Without reproducing any picture, copy the records word for word.

─── Material provided

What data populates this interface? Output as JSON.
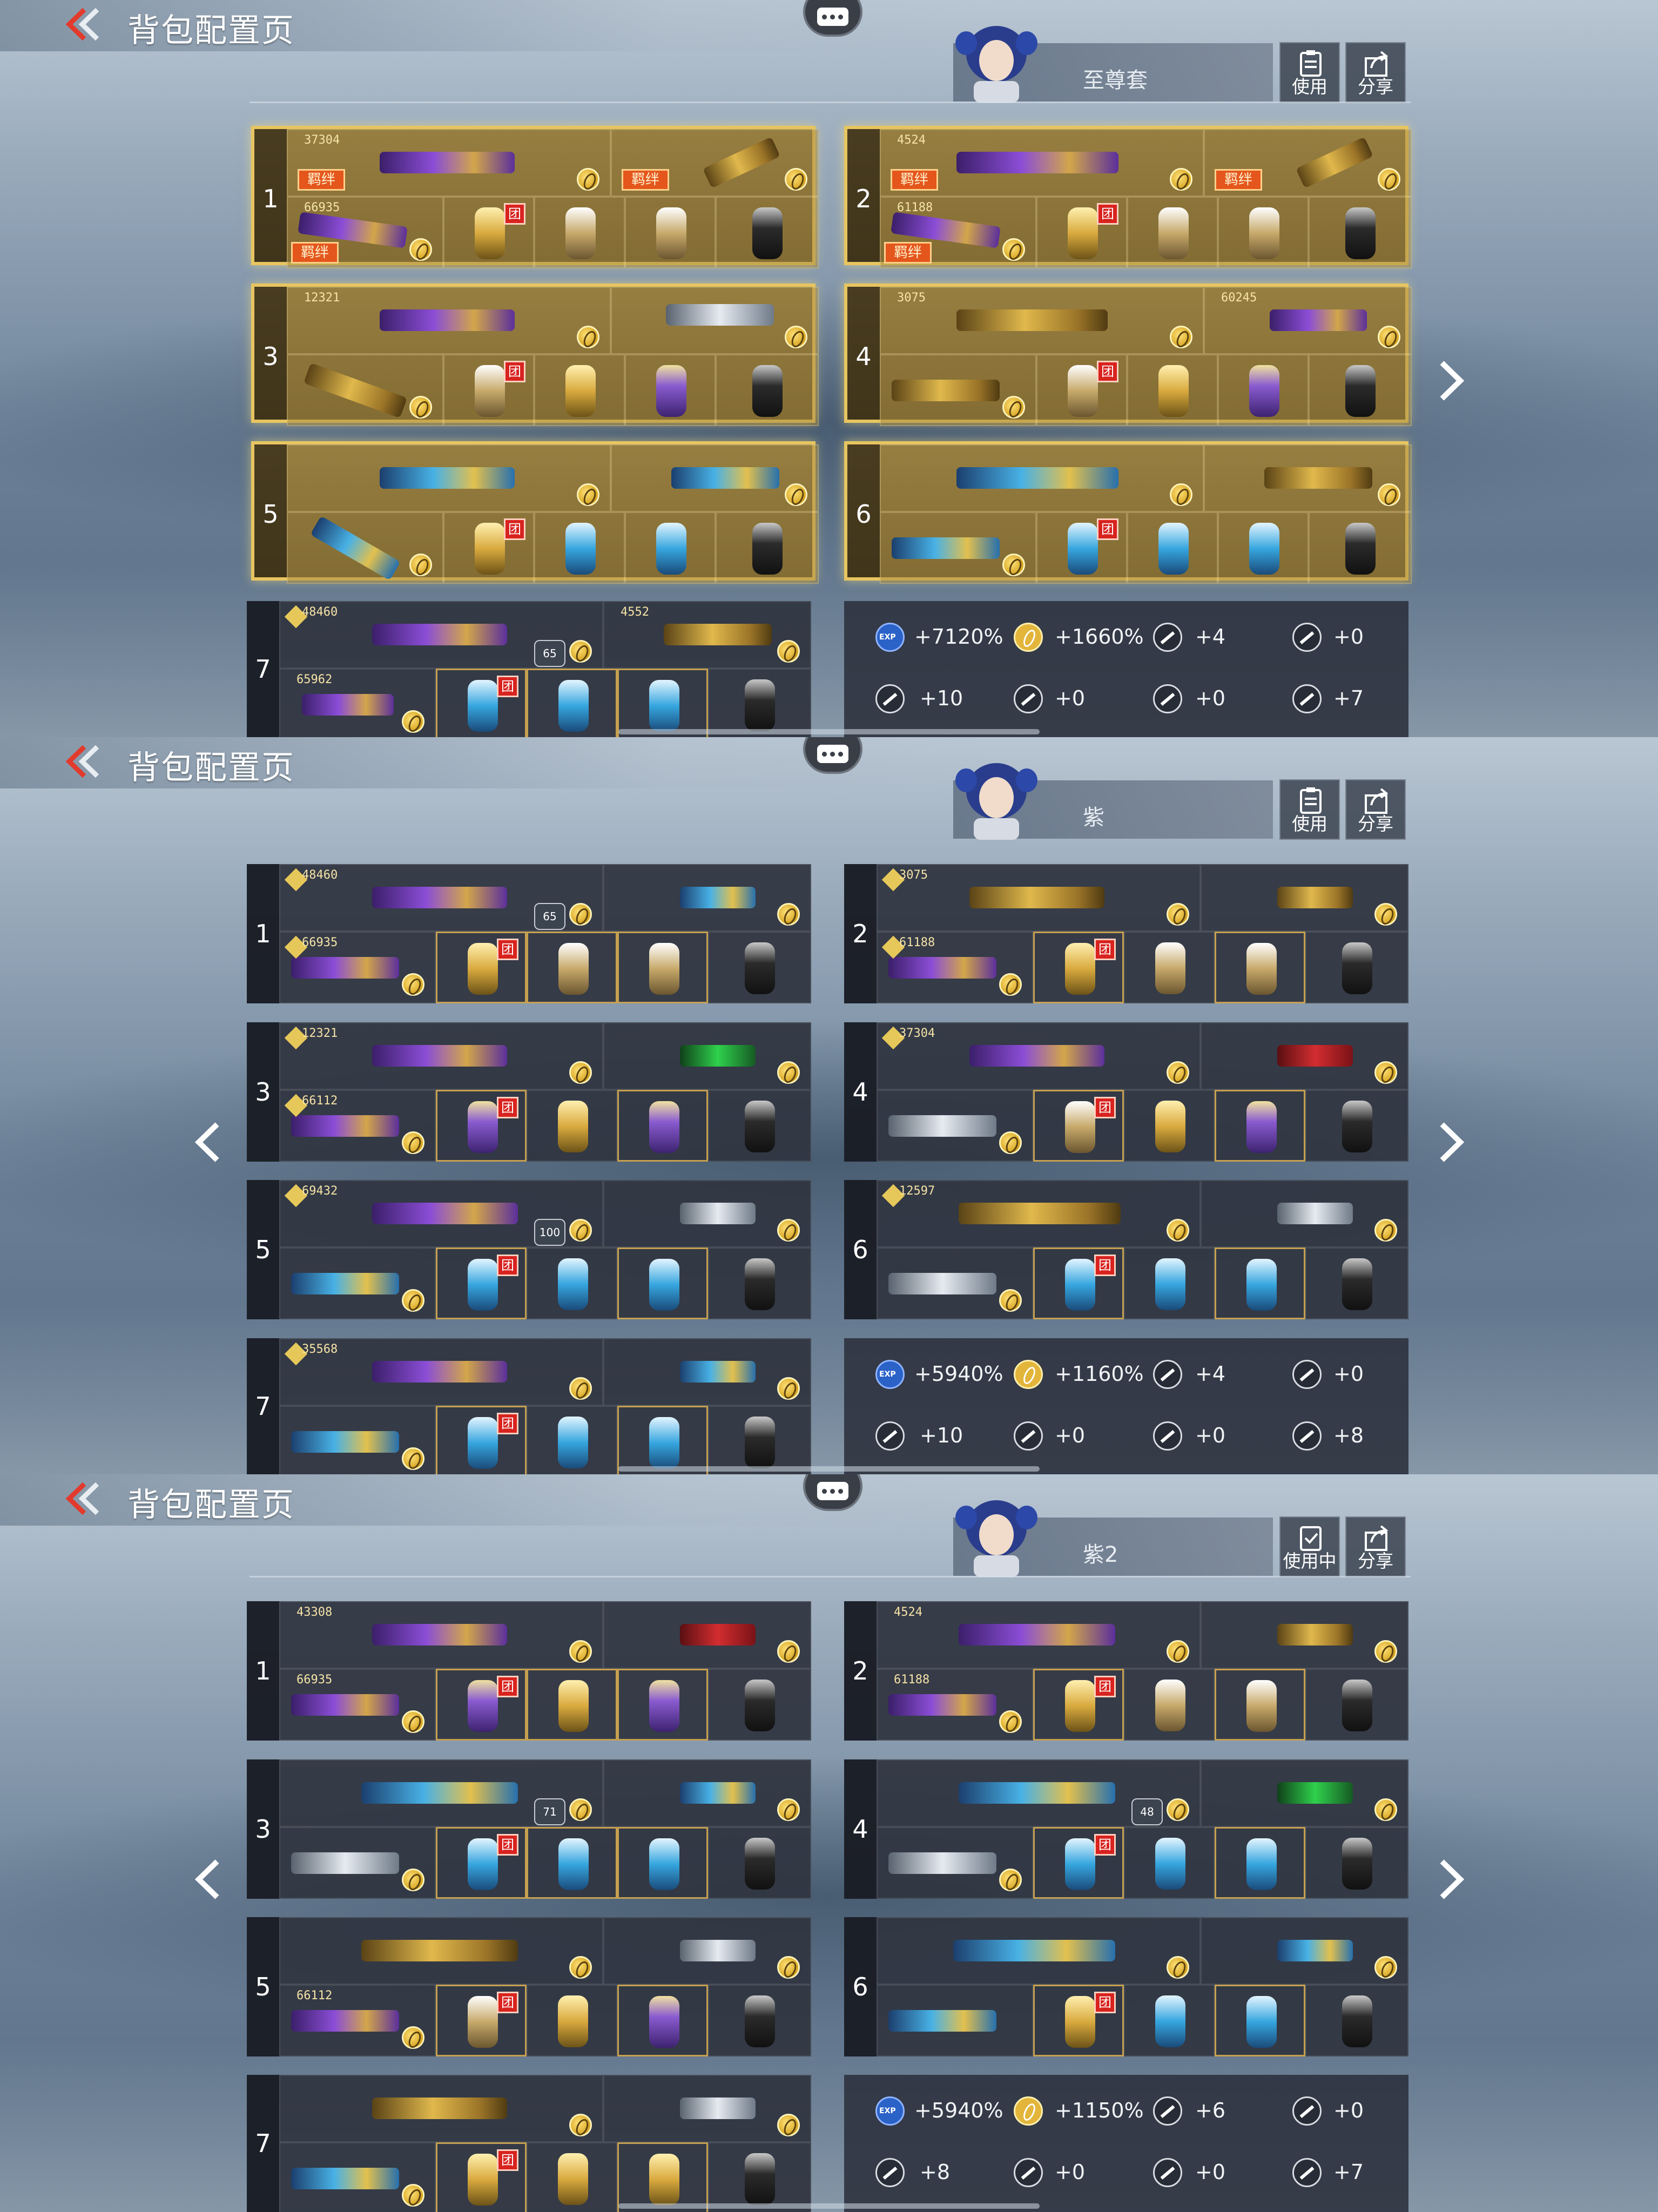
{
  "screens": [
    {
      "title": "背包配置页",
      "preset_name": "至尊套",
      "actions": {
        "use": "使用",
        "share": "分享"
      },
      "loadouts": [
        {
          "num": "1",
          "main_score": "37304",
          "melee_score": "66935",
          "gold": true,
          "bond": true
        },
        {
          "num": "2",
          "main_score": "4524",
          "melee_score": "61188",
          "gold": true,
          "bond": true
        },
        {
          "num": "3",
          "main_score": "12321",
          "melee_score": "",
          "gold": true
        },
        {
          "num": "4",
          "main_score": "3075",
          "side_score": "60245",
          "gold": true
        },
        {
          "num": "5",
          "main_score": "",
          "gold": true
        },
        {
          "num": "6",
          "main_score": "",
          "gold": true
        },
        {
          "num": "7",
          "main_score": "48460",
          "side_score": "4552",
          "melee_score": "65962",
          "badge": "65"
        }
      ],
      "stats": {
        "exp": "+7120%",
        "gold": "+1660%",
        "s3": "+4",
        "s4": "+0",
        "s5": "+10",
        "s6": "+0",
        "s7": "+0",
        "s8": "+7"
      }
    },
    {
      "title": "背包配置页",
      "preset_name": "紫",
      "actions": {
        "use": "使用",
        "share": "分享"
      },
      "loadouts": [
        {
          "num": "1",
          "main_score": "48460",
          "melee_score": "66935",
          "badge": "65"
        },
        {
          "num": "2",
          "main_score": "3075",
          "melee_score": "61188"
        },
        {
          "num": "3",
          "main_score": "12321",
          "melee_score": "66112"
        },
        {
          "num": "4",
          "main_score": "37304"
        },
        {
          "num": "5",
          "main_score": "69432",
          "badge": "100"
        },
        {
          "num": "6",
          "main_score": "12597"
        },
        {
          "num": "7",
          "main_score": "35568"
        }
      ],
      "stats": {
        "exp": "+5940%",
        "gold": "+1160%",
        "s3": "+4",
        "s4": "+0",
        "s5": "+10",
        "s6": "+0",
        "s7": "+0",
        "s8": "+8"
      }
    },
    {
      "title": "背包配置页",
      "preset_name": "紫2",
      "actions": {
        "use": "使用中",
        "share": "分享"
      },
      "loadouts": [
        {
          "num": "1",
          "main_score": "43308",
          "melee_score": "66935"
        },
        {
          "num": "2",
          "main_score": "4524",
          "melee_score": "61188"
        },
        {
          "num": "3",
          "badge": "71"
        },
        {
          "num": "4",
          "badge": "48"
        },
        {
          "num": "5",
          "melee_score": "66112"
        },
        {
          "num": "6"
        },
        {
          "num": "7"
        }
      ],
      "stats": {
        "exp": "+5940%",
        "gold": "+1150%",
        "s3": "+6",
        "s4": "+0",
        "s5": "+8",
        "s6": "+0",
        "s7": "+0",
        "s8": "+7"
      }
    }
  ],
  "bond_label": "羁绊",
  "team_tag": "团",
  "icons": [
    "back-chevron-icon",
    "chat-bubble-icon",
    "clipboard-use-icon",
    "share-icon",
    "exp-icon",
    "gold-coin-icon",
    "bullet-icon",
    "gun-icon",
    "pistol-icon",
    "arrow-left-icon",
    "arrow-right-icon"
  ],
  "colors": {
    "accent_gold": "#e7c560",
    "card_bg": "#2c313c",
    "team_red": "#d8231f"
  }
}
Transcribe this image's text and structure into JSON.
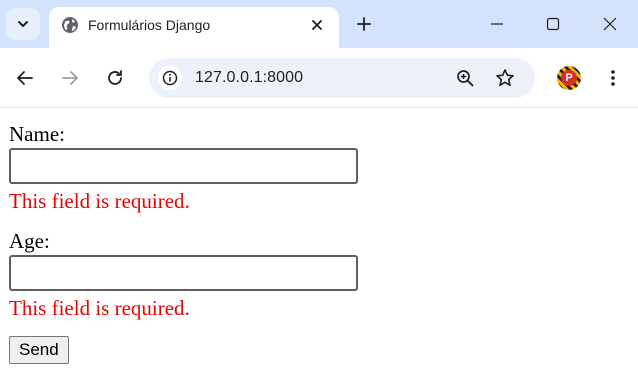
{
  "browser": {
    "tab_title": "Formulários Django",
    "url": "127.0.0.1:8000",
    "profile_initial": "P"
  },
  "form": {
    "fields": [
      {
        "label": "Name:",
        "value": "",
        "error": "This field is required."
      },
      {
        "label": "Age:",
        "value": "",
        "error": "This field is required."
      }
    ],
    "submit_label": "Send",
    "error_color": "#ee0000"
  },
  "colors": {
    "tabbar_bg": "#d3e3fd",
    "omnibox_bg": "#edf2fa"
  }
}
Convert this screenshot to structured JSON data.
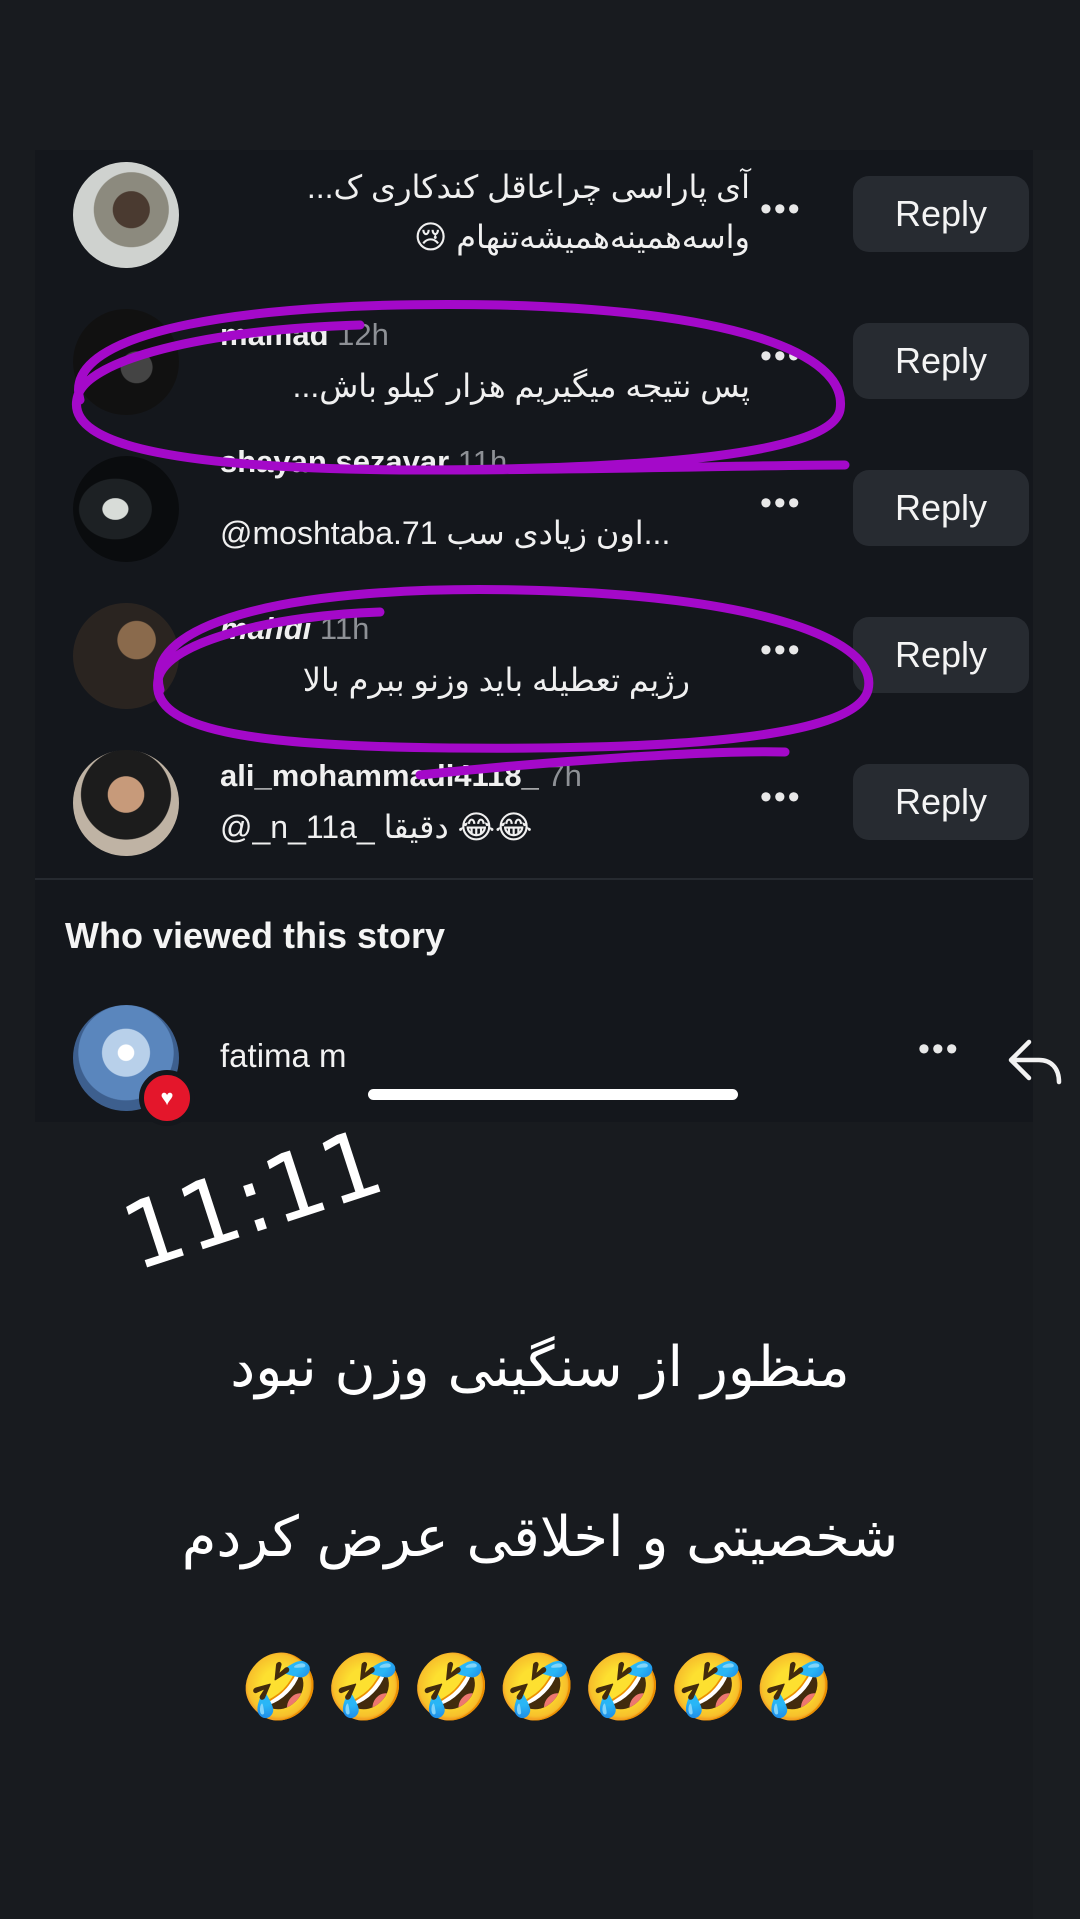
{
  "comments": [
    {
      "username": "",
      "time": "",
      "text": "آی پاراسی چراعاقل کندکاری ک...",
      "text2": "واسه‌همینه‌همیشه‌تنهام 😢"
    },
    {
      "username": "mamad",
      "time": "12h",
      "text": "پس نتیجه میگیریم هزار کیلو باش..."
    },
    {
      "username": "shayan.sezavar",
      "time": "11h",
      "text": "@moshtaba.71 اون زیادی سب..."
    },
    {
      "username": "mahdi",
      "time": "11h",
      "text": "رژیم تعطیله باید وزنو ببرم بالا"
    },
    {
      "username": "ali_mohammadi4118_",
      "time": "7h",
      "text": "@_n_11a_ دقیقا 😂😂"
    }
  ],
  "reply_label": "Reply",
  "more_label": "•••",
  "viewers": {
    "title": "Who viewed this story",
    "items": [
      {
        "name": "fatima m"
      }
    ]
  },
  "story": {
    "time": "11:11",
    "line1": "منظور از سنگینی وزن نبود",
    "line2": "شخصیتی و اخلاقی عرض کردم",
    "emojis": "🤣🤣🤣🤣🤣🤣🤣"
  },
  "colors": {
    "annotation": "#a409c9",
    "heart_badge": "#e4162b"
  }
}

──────

## Written solution
What data populates this interface? Output as JSON.
{
  "screens": [
    {
      "title": "背包配置页",
      "preset_name": "至尊套",
      "actions": {
        "use": "使用",
        "share": "分享"
      },
      "loadouts": [
        {
          "num": "1",
          "main_score": "37304",
          "melee_score": "66935",
          "gold": true,
          "bond": true
        },
        {
          "num": "2",
          "main_score": "4524",
          "melee_score": "61188",
          "gold": true,
          "bond": true
        },
        {
          "num": "3",
          "main_score": "12321",
          "melee_score": "",
          "gold": true
        },
        {
          "num": "4",
          "main_score": "3075",
          "side_score": "60245",
          "gold": true
        },
        {
          "num": "5",
          "main_score": "",
          "gold": true
        },
        {
          "num": "6",
          "main_score": "",
          "gold": true
        },
        {
          "num": "7",
          "main_score": "48460",
          "side_score": "4552",
          "melee_score": "65962",
          "badge": "65"
        }
      ],
      "stats": {
        "exp": "+7120%",
        "gold": "+1660%",
        "s3": "+4",
        "s4": "+0",
        "s5": "+10",
        "s6": "+0",
        "s7": "+0",
        "s8": "+7"
      }
    },
    {
      "title": "背包配置页",
      "preset_name": "紫",
      "actions": {
        "use": "使用",
        "share": "分享"
      },
      "loadouts": [
        {
          "num": "1",
          "main_score": "48460",
          "melee_score": "66935",
          "badge": "65"
        },
        {
          "num": "2",
          "main_score": "3075",
          "melee_score": "61188"
        },
        {
          "num": "3",
          "main_score": "12321",
          "melee_score": "66112"
        },
        {
          "num": "4",
          "main_score": "37304"
        },
        {
          "num": "5",
          "main_score": "69432",
          "badge": "100"
        },
        {
          "num": "6",
          "main_score": "12597"
        },
        {
          "num": "7",
          "main_score": "35568"
        }
      ],
      "stats": {
        "exp": "+5940%",
        "gold": "+1160%",
        "s3": "+4",
        "s4": "+0",
        "s5": "+10",
        "s6": "+0",
        "s7": "+0",
        "s8": "+8"
      }
    },
    {
      "title": "背包配置页",
      "preset_name": "紫2",
      "actions": {
        "use": "使用中",
        "share": "分享"
      },
      "loadouts": [
        {
          "num": "1",
          "main_score": "43308",
          "melee_score": "66935"
        },
        {
          "num": "2",
          "main_score": "4524",
          "melee_score": "61188"
        },
        {
          "num": "3",
          "badge": "71"
        },
        {
          "num": "4",
          "badge": "48"
        },
        {
          "num": "5",
          "melee_score": "66112"
        },
        {
          "num": "6"
        },
        {
          "num": "7"
        }
      ],
      "stats": {
        "exp": "+5940%",
        "gold": "+1150%",
        "s3": "+6",
        "s4": "+0",
        "s5": "+8",
        "s6": "+0",
        "s7": "+0",
        "s8": "+7"
      }
    }
  ],
  "bond_label": "羁绊",
  "team_tag": "团",
  "icons": [
    "back-chevron-icon",
    "chat-bubble-icon",
    "clipboard-use-icon",
    "share-icon",
    "exp-icon",
    "gold-coin-icon",
    "bullet-icon",
    "gun-icon",
    "pistol-icon",
    "arrow-left-icon",
    "arrow-right-icon"
  ],
  "colors": {
    "accent_gold": "#e7c560",
    "card_bg": "#2c313c",
    "team_red": "#d8231f"
  }
}
Transcribe this image's text and structure into JSON.
{
  "browser": {
    "tab_title": "Formulários Django",
    "url": "127.0.0.1:8000",
    "profile_initial": "P"
  },
  "form": {
    "fields": [
      {
        "label": "Name:",
        "value": "",
        "error": "This field is required."
      },
      {
        "label": "Age:",
        "value": "",
        "error": "This field is required."
      }
    ],
    "submit_label": "Send",
    "error_color": "#ee0000"
  },
  "colors": {
    "tabbar_bg": "#d3e3fd",
    "omnibox_bg": "#edf2fa"
  }
}
Convert this screenshot to structured JSON data.
{
  "comments": [
    {
      "username": "",
      "time": "",
      "text": "آی پاراسی چراعاقل کندکاری ک...",
      "text2": "واسه‌همینه‌همیشه‌تنهام 😢"
    },
    {
      "username": "mamad",
      "time": "12h",
      "text": "پس نتیجه میگیریم هزار کیلو باش..."
    },
    {
      "username": "shayan.sezavar",
      "time": "11h",
      "text": "@moshtaba.71 اون زیادی سب..."
    },
    {
      "username": "mahdi",
      "time": "11h",
      "text": "رژیم تعطیله باید وزنو ببرم بالا"
    },
    {
      "username": "ali_mohammadi4118_",
      "time": "7h",
      "text": "@_n_11a_ دقیقا 😂😂"
    }
  ],
  "reply_label": "Reply",
  "more_label": "•••",
  "viewers": {
    "title": "Who viewed this story",
    "items": [
      {
        "name": "fatima m"
      }
    ]
  },
  "story": {
    "time": "11:11",
    "line1": "منظور از سنگینی وزن نبود",
    "line2": "شخصیتی و اخلاقی عرض کردم",
    "emojis": "🤣🤣🤣🤣🤣🤣🤣"
  },
  "colors": {
    "annotation": "#a409c9",
    "heart_badge": "#e4162b"
  }
}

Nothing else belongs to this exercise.